Pauline Menor-Ozoa, of Kailua, who works in the human resources department at Queen’s Medical Center, also believes the chickens are escapees from cockfighting operations.
“My girls are afraid of them,” she said. “Usually chickens run away, but these follow you and look at you.”
Conant, the bird expert, said she is growing curious about why chickens are proliferating so quickly. In an email to Civil Beat, she said she believes that more people have been raising chickens to get their own fresh eggs, and that when it proves troublesome to care for them, they are releasing them, and they become feral.
“Feral chickens, much like feral cats, can do quite well without assistance (food or shelter) from people,” she said in an email to Civil Beat.
She identified one of the birds at the Kailua Whole Foods as a rooster, and she said his color patterns and the lack of any unusual plumage characteristics, such as feathers on the feet, or an ornate crown of feathers or distinctive markings, make it likely the bird is what is known as a “jungle fowl.” That’s the common name for the wild species from which modern chicken breeds have been developed.
There are more than 200 breeds of chickens, Conant said.
“Once individuals escape and breed on their own, they revert back to the appearance of jungle fowl in very few generations,” she wrote.
Why Kailua? And why Whole Foods? The managers at Whole Foods, as well as their public relations firm, declined repeated requests for comment.
So for now, the question is open. Perhaps the fowl feel particularly safe there.
After all, the chickens only need to cross the road.

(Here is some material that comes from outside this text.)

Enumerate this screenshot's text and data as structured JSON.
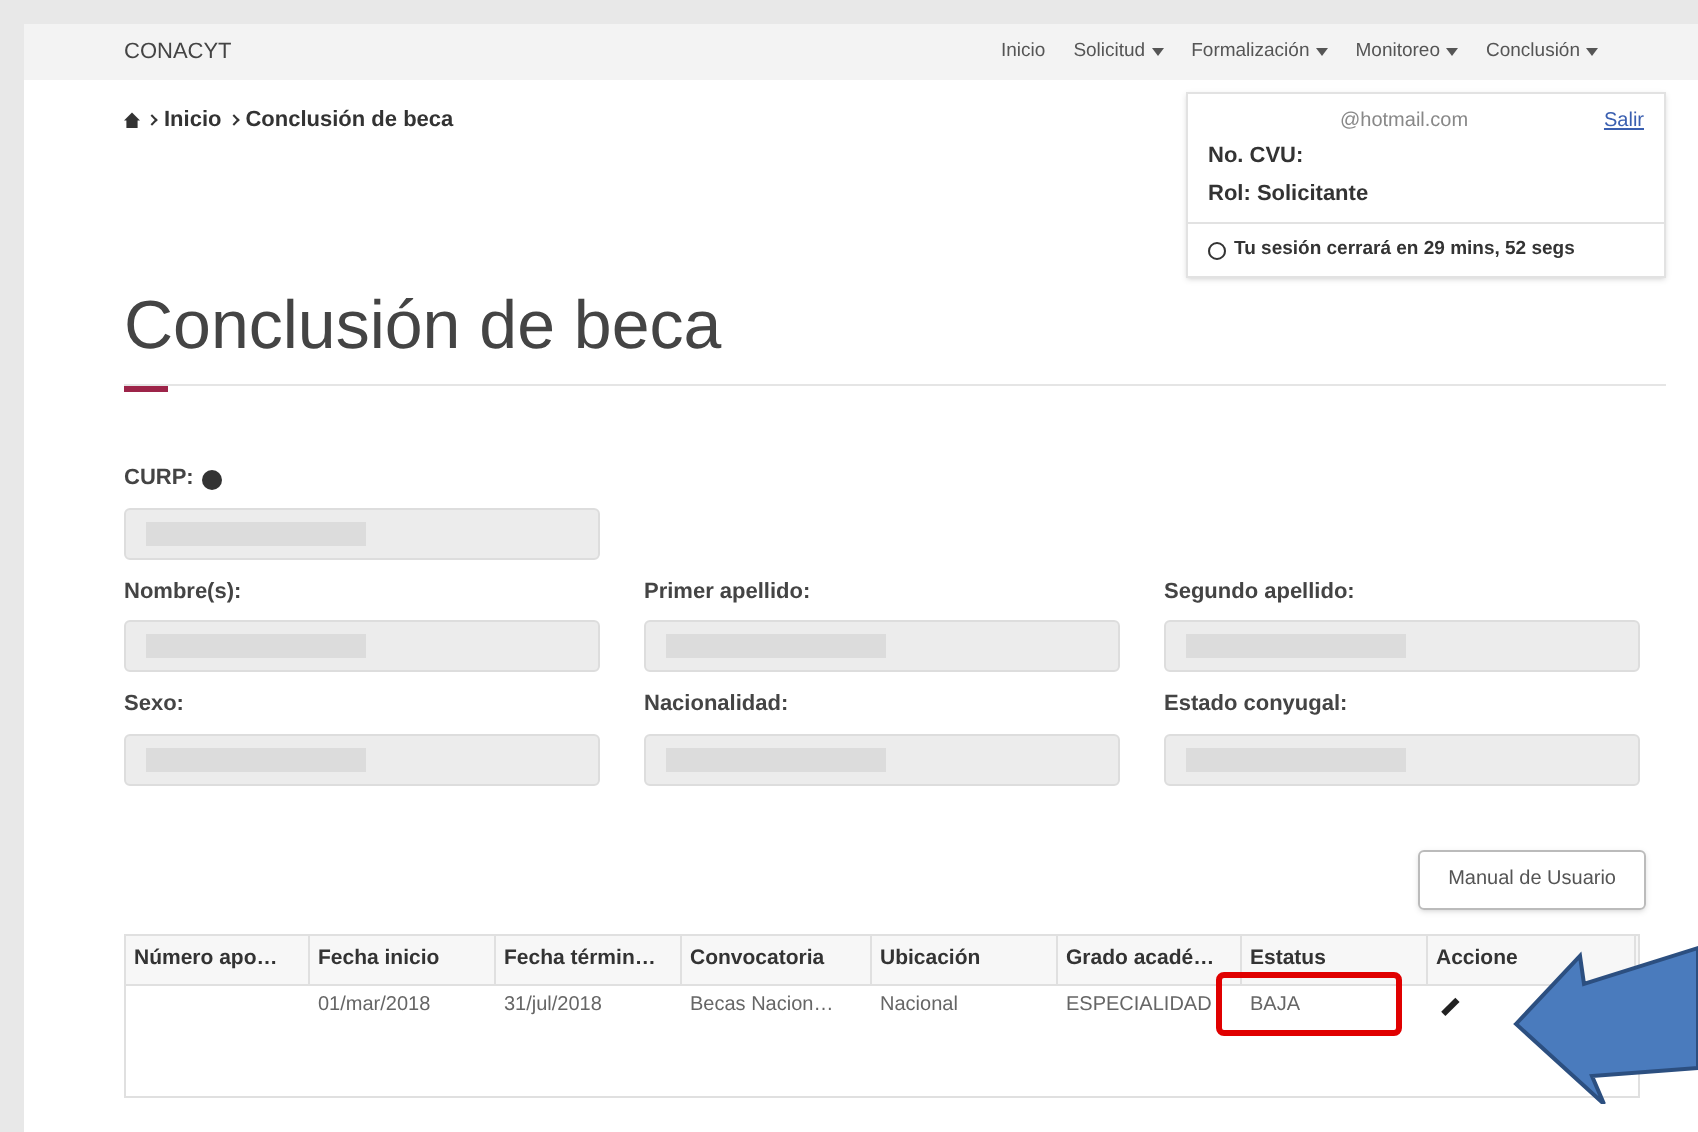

On the other side, they get to the Kawainui-Hamakua Marsh Complex, the largest single wetland in the state, a safe haven for birds.